What the task asks:
Each line must appear in the answer exactly as it does in the data.

Data records:
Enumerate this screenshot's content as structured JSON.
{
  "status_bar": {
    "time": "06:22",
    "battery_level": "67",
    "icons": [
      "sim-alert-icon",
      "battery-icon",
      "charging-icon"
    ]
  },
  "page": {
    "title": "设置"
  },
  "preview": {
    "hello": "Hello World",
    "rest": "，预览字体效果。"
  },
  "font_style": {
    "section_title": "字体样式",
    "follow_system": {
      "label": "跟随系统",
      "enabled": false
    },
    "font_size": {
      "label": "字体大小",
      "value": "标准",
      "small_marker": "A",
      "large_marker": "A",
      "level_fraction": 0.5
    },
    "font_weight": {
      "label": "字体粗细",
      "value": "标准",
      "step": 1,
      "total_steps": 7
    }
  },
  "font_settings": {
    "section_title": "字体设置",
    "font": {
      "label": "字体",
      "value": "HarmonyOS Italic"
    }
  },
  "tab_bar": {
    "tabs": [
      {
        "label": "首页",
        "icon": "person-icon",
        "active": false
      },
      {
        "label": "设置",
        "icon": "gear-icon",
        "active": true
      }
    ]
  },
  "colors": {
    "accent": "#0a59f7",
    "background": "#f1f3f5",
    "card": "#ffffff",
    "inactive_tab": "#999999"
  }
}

Completed exercise:
Enumerate this screenshot's content as structured JSON.
{
  "status_bar": {
    "time": "06:22",
    "battery_level": "67",
    "icons": [
      "sim-alert-icon",
      "battery-icon",
      "charging-icon"
    ]
  },
  "page": {
    "title": "设置"
  },
  "preview": {
    "hello": "Hello World",
    "rest": "，预览字体效果。"
  },
  "font_style": {
    "section_title": "字体样式",
    "follow_system": {
      "label": "跟随系统",
      "enabled": false
    },
    "font_size": {
      "label": "字体大小",
      "value": "标准",
      "small_marker": "A",
      "large_marker": "A",
      "level_fraction": 0.5
    },
    "font_weight": {
      "label": "字体粗细",
      "value": "标准",
      "step": 1,
      "total_steps": 7
    }
  },
  "font_settings": {
    "section_title": "字体设置",
    "font": {
      "label": "字体",
      "value": "HarmonyOS Italic"
    }
  },
  "tab_bar": {
    "tabs": [
      {
        "label": "首页",
        "icon": "person-icon",
        "active": false
      },
      {
        "label": "设置",
        "icon": "gear-icon",
        "active": true
      }
    ]
  },
  "colors": {
    "accent": "#0a59f7",
    "background": "#f1f3f5",
    "card": "#ffffff",
    "inactive_tab": "#999999"
  }
}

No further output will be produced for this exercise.